Match Ageless type to RH conditions required. Make the bag geometric in your mind's eye to measure the volume of the bag L x W x H divided by 5 = mils oxygen (close-enough estimate). Calculate the necessary amount of Ageless. Over-compensate if you're worried. Flush with gas (humidified as necessary). A vacuum pump speeds the process. Advantages are safety, easiness, absence of residues, absence of long-term affects on treated objects. Limitation is the size of objects that can be bagged.
Mr. Gilberg showed the soft Rentokil mini-bubble for low-O treatments--it was about the size of a card table covered with a cloth; you can build a pvc scaffold to maintain dimensions. The bubble includes and inspection windows and gaskets, but fittings must be user-modified to accept a nitrogen line. Cost is about $500. Rentokil also makes a "one off" bubble or aluminized film in about a cubic meter size. This includes a window, and can be reused, with care. Cost is about $80.
Peter Wonson, Sr., President of New England Pest Control Association and General Environmental Services, Inc., Boston, talked about getting the best from a professional contractor in pest control. The industry has undergone an evolution from "spray and pray" to "the thrill of the kill" to "the rapture of capture" (i.e. from generalized poison applications through targeted toxins, to traps and attractants). IPM is now recognized as the responsible approach.
a. maintenance of a log book for your site with complete records of treatments and visits, findings, who did it and when;
b. protocols, proposed calendar and timetables;
c. current product labels for proposed treatments; and
J. Bryan Blundell, Product Development and Tech Support, Preservation Resource Group, Rockville, MD, talked about borates for wood protection. He recommended sticking with one supplier and making sure they know your site and problems--a team approach between supplier and purchaser is the best strategy.
Borates have apparently been used for 40 years in Australia and Europe. They have many advantages, including low human toxicity, no odor, etc.). Formulations vary in moisture content and target insect. Apparently borates kill necessary microbes in the "insect gut" and kill mold through "over-fertilization." Products include Bora-Care (borate/glycol liquid); Tim-Bor (dry powder); and Jecta (spot treatment). Borates are approved for food handling and storage areas. They're good for interior applications and chemically sensitive areas. They can be used for carpenter ants, termites, borers, beetles, and wood fungi. They can't penetrate paint or sealant coatings, chemical stains, etc. They have limited life expectancy in contact with ground or soil (water provides a migration route for borates out of wood). Application can be by spray, mist, injection, brushing, foam or fog (no heat required).
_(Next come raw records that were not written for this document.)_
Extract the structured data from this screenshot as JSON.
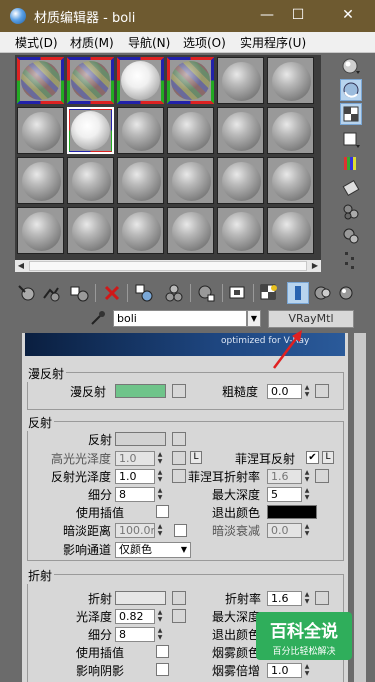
{
  "titlebar": {
    "title": "材质编辑器 - boli",
    "minimize": "—",
    "maximize": "☐",
    "close": "✕"
  },
  "menu": {
    "items": [
      "模式(D)",
      "材质(M)",
      "导航(N)",
      "选项(O)",
      "实用程序(U)"
    ]
  },
  "material": {
    "name": "boli",
    "type_button": "VRayMtl"
  },
  "banner": {
    "text": "optimized for V-Ray"
  },
  "diffuse_group": {
    "title": "漫反射",
    "diffuse_label": "漫反射",
    "diffuse_color": "#6fc48a",
    "roughness_label": "粗糙度",
    "roughness_value": "0.0"
  },
  "reflection_group": {
    "title": "反射",
    "reflect_label": "反射",
    "reflect_color": "#d2d2d2",
    "hilight_gloss_label": "高光光泽度",
    "hilight_gloss_value": "1.0",
    "l_label": "L",
    "fresnel_label": "菲涅耳反射",
    "fresnel_checked": "✔",
    "refl_gloss_label": "反射光泽度",
    "refl_gloss_value": "1.0",
    "fresnel_ior_label": "菲涅耳折射率",
    "fresnel_ior_value": "1.6",
    "subdivs_label": "细分",
    "subdivs_value": "8",
    "max_depth_label": "最大深度",
    "max_depth_value": "5",
    "use_interp_label": "使用插值",
    "exit_color_label": "退出颜色",
    "exit_color": "#000000",
    "dim_distance_label": "暗淡距离",
    "dim_distance_value": "100.0m",
    "dim_falloff_label": "暗淡衰减",
    "dim_falloff_value": "0.0",
    "affect_channels_label": "影响通道",
    "affect_channels_value": "仅颜色"
  },
  "refraction_group": {
    "title": "折射",
    "refract_label": "折射",
    "refract_color": "#e6e6e6",
    "ior_label": "折射率",
    "ior_value": "1.6",
    "gloss_label": "光泽度",
    "gloss_value": "0.82",
    "max_depth_label": "最大深度",
    "subdivs_label": "细分",
    "subdivs_value": "8",
    "exit_color_label": "退出颜色",
    "use_interp_label": "使用插值",
    "fog_color_label": "烟雾颜色",
    "affect_shadows_label": "影响阴影",
    "fog_mult_label": "烟雾倍增",
    "fog_mult_value": "1.0"
  },
  "watermark": {
    "line1": "百科全说",
    "line2": "百分比轻松解决"
  },
  "colors": {
    "titlebar": "#6e5a30",
    "panel": "#d7d7d7",
    "accent": "#2fae5b",
    "annotation_arrow": "#e02020"
  }
}
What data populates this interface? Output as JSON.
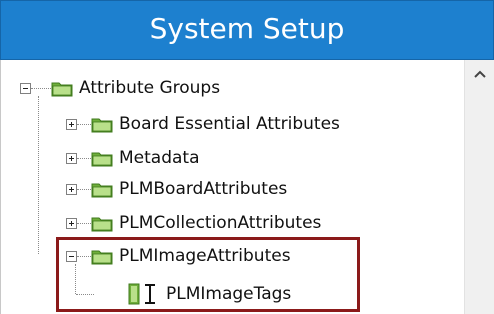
{
  "window": {
    "title": "System Setup"
  },
  "tree": {
    "root": {
      "label": "Attribute Groups",
      "expanded": true
    },
    "children": [
      {
        "label": "Board Essential Attributes",
        "expanded": false
      },
      {
        "label": "Metadata",
        "expanded": false
      },
      {
        "label": "PLMBoardAttributes",
        "expanded": false
      },
      {
        "label": "PLMCollectionAttributes",
        "expanded": false
      },
      {
        "label": "PLMImageAttributes",
        "expanded": true
      }
    ],
    "grandchild": {
      "label": "PLMImageTags"
    }
  },
  "colors": {
    "title_bar": "#1d80cf",
    "highlight_border": "#8b1a1a",
    "folder_green": "#6fae3a",
    "folder_light": "#b9e08a"
  },
  "icons": {
    "scroll_up": "chevron-up-icon",
    "folder": "folder-icon",
    "attribute": "attribute-icon"
  }
}
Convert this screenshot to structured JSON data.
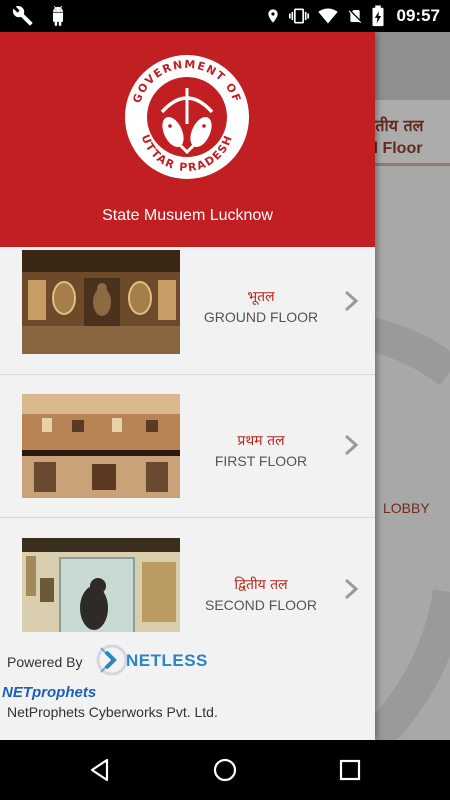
{
  "status_bar": {
    "time": "09:57",
    "left_icons": [
      "wrench-icon",
      "android-debug-icon"
    ],
    "right_icons": [
      "location-icon",
      "vibrate-icon",
      "wifi-icon",
      "no-sim-icon",
      "battery-charging-icon"
    ]
  },
  "background": {
    "tab_hindi": "द्वितीय तल",
    "tab_english": "rd Floor",
    "lobby_label": "LOBBY"
  },
  "drawer": {
    "header": {
      "emblem_text_top": "GOVERNMENT OF",
      "emblem_text_bottom": "UTTAR PRADESH",
      "title": "State Musuem Lucknow"
    },
    "items": [
      {
        "hindi": "भूतल",
        "english": "GROUND FLOOR"
      },
      {
        "hindi": "प्रथम तल",
        "english": "FIRST FLOOR"
      },
      {
        "hindi": "द्वितीय तल",
        "english": "SECOND FLOOR"
      }
    ],
    "footer": {
      "powered_by": "Powered By",
      "netless": "NETLESS",
      "netprophets": "NETprophets",
      "company": "NetProphets Cyberworks Pvt. Ltd."
    }
  },
  "nav_bar": {
    "buttons": [
      "back-icon",
      "home-icon",
      "recents-icon"
    ]
  },
  "colors": {
    "header_red": "#c21f22",
    "hindi_label": "#b8281e",
    "netless_blue": "#2d83c4"
  }
}
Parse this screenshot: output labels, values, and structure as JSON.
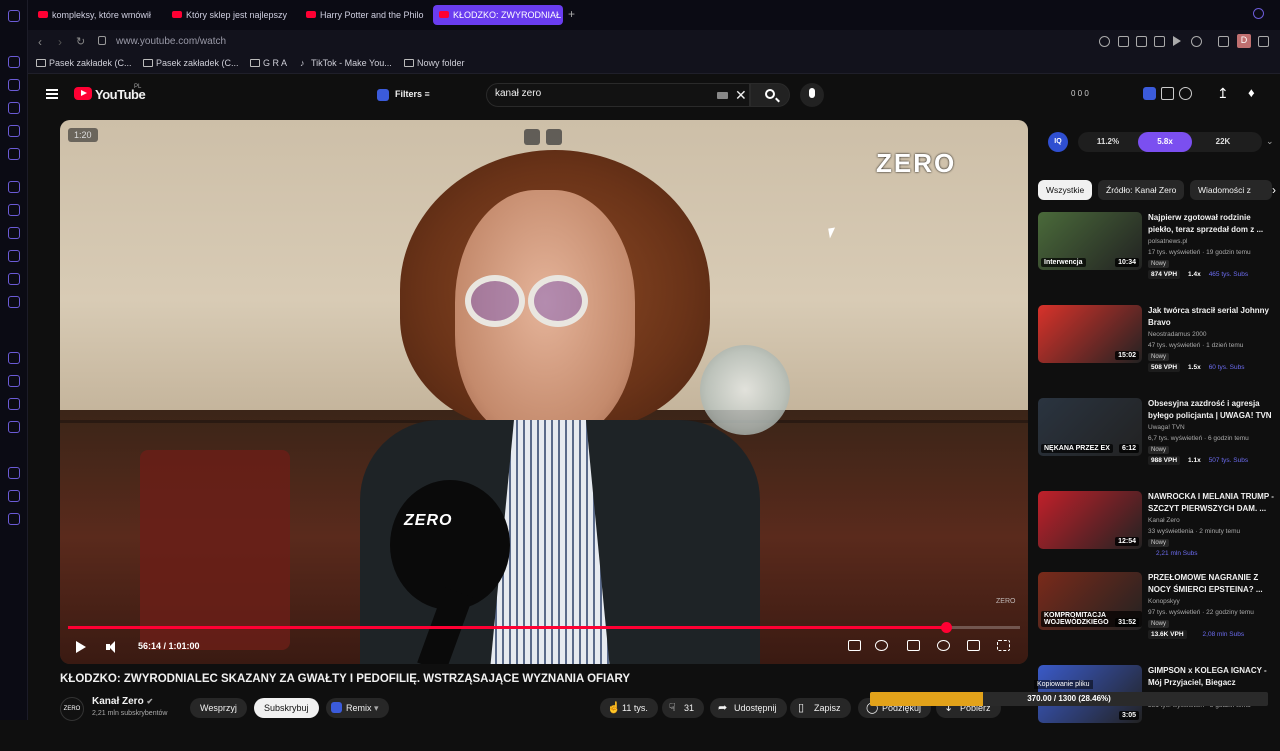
{
  "browser": {
    "tabs": [
      {
        "label": "kompleksy, które wmówił"
      },
      {
        "label": "Który sklep jest najlepszy"
      },
      {
        "label": "Harry Potter and the Philo"
      },
      {
        "label": "KŁODZKO: ZWYRODNIAŁ"
      }
    ],
    "new_tab": "+",
    "url": "www.youtube.com/watch",
    "profile_letter": "D",
    "bookmarks": [
      {
        "label": "Pasek zakładek (C..."
      },
      {
        "label": "Pasek zakładek (C..."
      },
      {
        "label": "G R A"
      },
      {
        "label": "TikTok - Make You..."
      },
      {
        "label": "Nowy folder"
      }
    ]
  },
  "youtube": {
    "logo_text": "YouTube",
    "region": "PL",
    "filters_label": "Filters",
    "search_value": "kanał zero",
    "header_counts": "0  0  0"
  },
  "player": {
    "timer_badge": "1:20",
    "logo": "ZERO",
    "watermark": "ZERO",
    "mic_label": "ZERO",
    "time": "56:14 / 1:01:00",
    "progress": 0.922,
    "buffered": 0.93
  },
  "video": {
    "title": "KŁODZKO: ZWYRODNIALEC SKAZANY ZA GWAŁTY I PEDOFILIĘ. WSTRZĄSAJĄCE WYZNANIA OFIARY",
    "channel": "Kanał Zero",
    "subscribers": "2,21 mln subskrybentów",
    "avatar_text": "ZERO",
    "buttons": {
      "support": "Wesprzyj",
      "subscribe": "Subskrybuj",
      "remix": "Remix",
      "likes": "11 tys.",
      "dislikes": "31",
      "share": "Udostępnij",
      "save": "Zapisz",
      "thanks": "Podziękuj",
      "download": "Pobierz"
    }
  },
  "iq_panel": {
    "badge": "IQ",
    "stats": [
      "11.2%",
      "5.8x",
      "22K"
    ]
  },
  "chips": [
    "Wszystkie",
    "Źródło: Kanał Zero",
    "Wiadomości z"
  ],
  "recommendations": [
    {
      "title": "Najpierw zgotował rodzinie piekło, teraz sprzedał dom z ...",
      "channel": "polsatnews.pl",
      "meta": "17 tys. wyświetleń · 19 godzin temu",
      "new": "Nowy",
      "vph": "874 VPH",
      "x": "1.4x",
      "subs": "465 tys. Subs",
      "duration": "10:34",
      "tag": "Interwencja",
      "thumb_color": "#4a6a3a"
    },
    {
      "title": "Jak twórca stracił serial Johnny Bravo",
      "channel": "Neostradamus 2000",
      "meta": "47 tys. wyświetleń · 1 dzień temu",
      "new": "Nowy",
      "vph": "508 VPH",
      "x": "1.5x",
      "subs": "60 tys. Subs",
      "duration": "15:02",
      "tag": "",
      "thumb_color": "#d8322a"
    },
    {
      "title": "Obsesyjna zazdrość i agresja byłego policjanta | UWAGA! TVN",
      "channel": "Uwaga! TVN",
      "meta": "6,7 tys. wyświetleń · 6 godzin temu",
      "new": "Nowy",
      "vph": "988 VPH",
      "x": "1.1x",
      "subs": "507 tys. Subs",
      "duration": "6:12",
      "tag": "NĘKANA PRZEZ EX",
      "thumb_color": "#2a3440"
    },
    {
      "title": "NAWROCKA I MELANIA TRUMP - SZCZYT PIERWSZYCH DAM. ...",
      "channel": "Kanał Zero",
      "meta": "33 wyświetlenia · 2 minuty temu",
      "new": "Nowy",
      "vph": "",
      "x": "",
      "subs": "2,21 mln Subs",
      "duration": "12:54",
      "tag": "",
      "thumb_color": "#c0202a"
    },
    {
      "title": "PRZEŁOMOWE NAGRANIE Z NOCY ŚMIERCI EPSTEINA? ...",
      "channel": "Konopskyy",
      "meta": "97 tys. wyświetleń · 22 godziny temu",
      "new": "Nowy",
      "vph": "13.6K VPH",
      "x": "",
      "subs": "2,08 mln Subs",
      "duration": "31:52",
      "tag": "KOMPROMITACJA WOJEWÓDZKIEGO",
      "thumb_color": "#7a2a1a"
    },
    {
      "title": "GIMPSON x KOLEGA IGNACY - Mój Przyjaciel, Biegacz",
      "channel": "",
      "meta": "381 tys. wyświetleń · 5 godzin temu",
      "new": "",
      "vph": "",
      "x": "",
      "subs": "",
      "duration": "3:05",
      "tag": "",
      "thumb_color": "#3a5ac8"
    }
  ],
  "download": {
    "label": "Kopiowanie pliku",
    "text": "370.00 / 1300 (28.46%)",
    "progress": 0.2846
  }
}
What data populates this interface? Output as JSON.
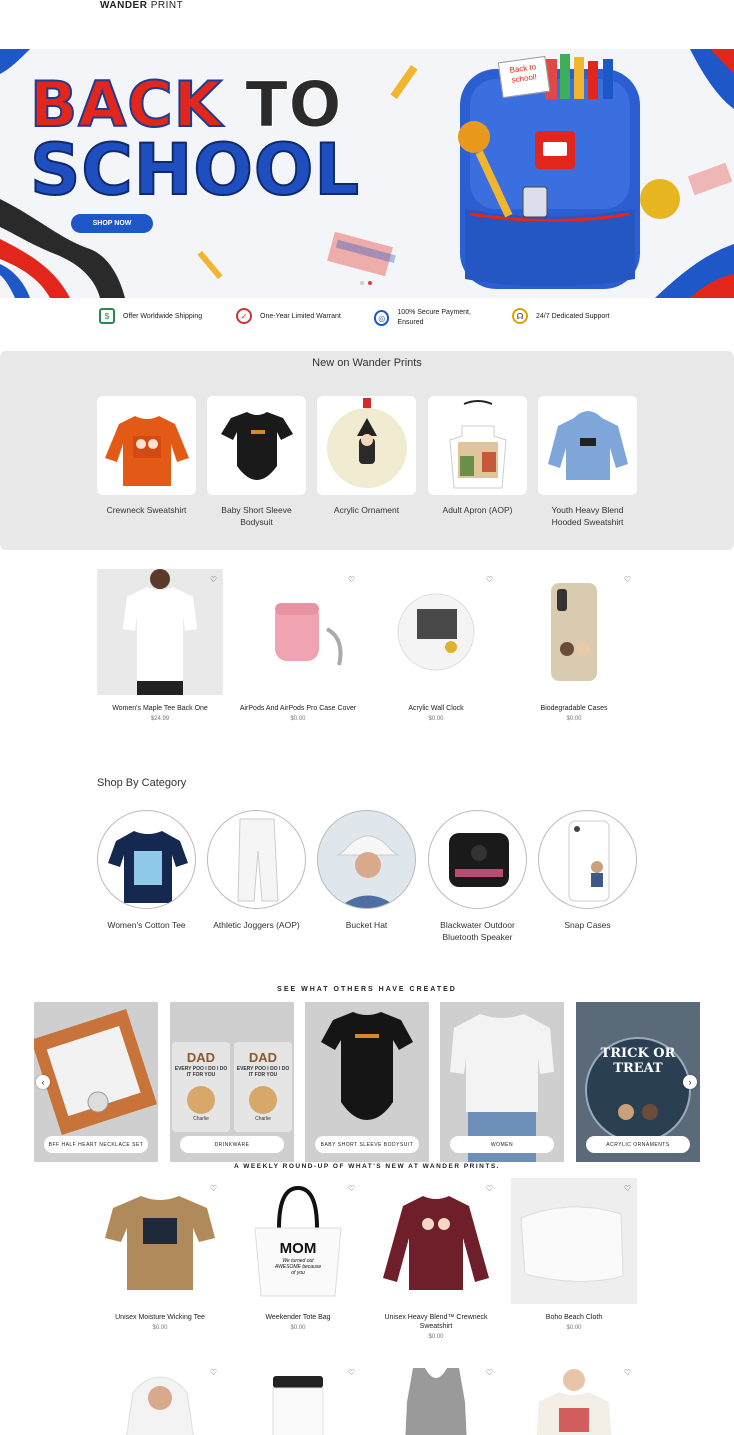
{
  "header": {
    "logo_bold": "WANDER",
    "logo_rest": " PRINT"
  },
  "hero": {
    "line1_a": "BACK",
    "line1_b": "TO",
    "line2": "SCHOOL",
    "cta": "SHOP NOW",
    "note_text": "Back to school!"
  },
  "features": [
    {
      "icon": "money-icon",
      "label": "Offer Worldwide Shipping"
    },
    {
      "icon": "warranty-badge-icon",
      "label": "One-Year Limited Warrant"
    },
    {
      "icon": "globe-icon",
      "label": "100% Secure Payment, Ensured"
    },
    {
      "icon": "headset-icon",
      "label": "24/7 Dedicated Support"
    }
  ],
  "new_section": {
    "title": "New on Wander Prints",
    "items": [
      {
        "label": "Crewneck Sweatshirt"
      },
      {
        "label": "Baby Short Sleeve Bodysuit"
      },
      {
        "label": "Acrylic Ornament"
      },
      {
        "label": "Adult Apron (AOP)"
      },
      {
        "label": "Youth Heavy Blend Hooded Sweatshirt"
      }
    ]
  },
  "products_row1": [
    {
      "name": "Women's Maple Tee Back One",
      "price": "$24.99"
    },
    {
      "name": "AirPods And AirPods Pro Case Cover",
      "price": "$0.00"
    },
    {
      "name": "Acrylic Wall Clock",
      "price": "$0.00"
    },
    {
      "name": "Biodegradable Cases",
      "price": "$0.00"
    }
  ],
  "category_section": {
    "title": "Shop By Category",
    "items": [
      {
        "label": "Women's Cotton Tee"
      },
      {
        "label": "Athletic Joggers (AOP)"
      },
      {
        "label": "Bucket Hat"
      },
      {
        "label": "Blackwater Outdoor Bluetooth Speaker"
      },
      {
        "label": "Snap Cases"
      }
    ]
  },
  "ugc_section": {
    "title": "SEE WHAT OTHERS HAVE CREATED",
    "items": [
      {
        "label": "BFF HALF HEART NECKLACE SET"
      },
      {
        "label": "DRINKWARE"
      },
      {
        "label": "BABY SHORT SLEEVE BODYSUIT"
      },
      {
        "label": "WOMEN"
      },
      {
        "label": "ACRYLIC ORNAMENTS"
      }
    ],
    "mug_text": "DAD",
    "mug_sub": "EVERY POO I DO I DO IT FOR YOU",
    "mug_name": "Charlie",
    "ornament_text": "TRICK OR TREAT",
    "prev": "‹",
    "next": "›"
  },
  "weekly": {
    "title": "A WEEKLY ROUND-UP OF WHAT'S NEW AT WANDER PRINTS.",
    "items": [
      {
        "name": "Unisex Moisture Wicking Tee",
        "price": "$0.00"
      },
      {
        "name": "Weekender Tote Bag",
        "price": "$0.00"
      },
      {
        "name": "Unisex Heavy Blend™ Crewneck Sweatshirt",
        "price": "$0.00"
      },
      {
        "name": "Boho Beach Cloth",
        "price": "$0.00"
      }
    ],
    "tote_big": "MOM",
    "tote_small": "We turned out AWESOME because of you"
  },
  "colors": {
    "brand_blue": "#1e57c7",
    "accent_red": "#e2261c",
    "panel_gray": "#e8e8e8"
  }
}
Applicators should use good protections (gloves, respirator, etc.) and good sanitation. Water repellant products are marketed for collateral use with borates: Co-Pel mixes with Bora-Care; this permits removal and retreatment, but is used at roof level only. "Impel Rods" are solid borate for installation in drilled holes; wood plugs are used over the holes. Blundell recommended these be used with Jecta for best results. You can also use Bora-Care or water soluble borate, but results are not as good. Impel rods are recommended for sites vulnerable to wood rot. Borates are mostly used for pretreatment. See Sheetz and Fisher (sp?), National Park Service Tech Note #4 on exterior woodwork and borates for good information.Karen Motylewski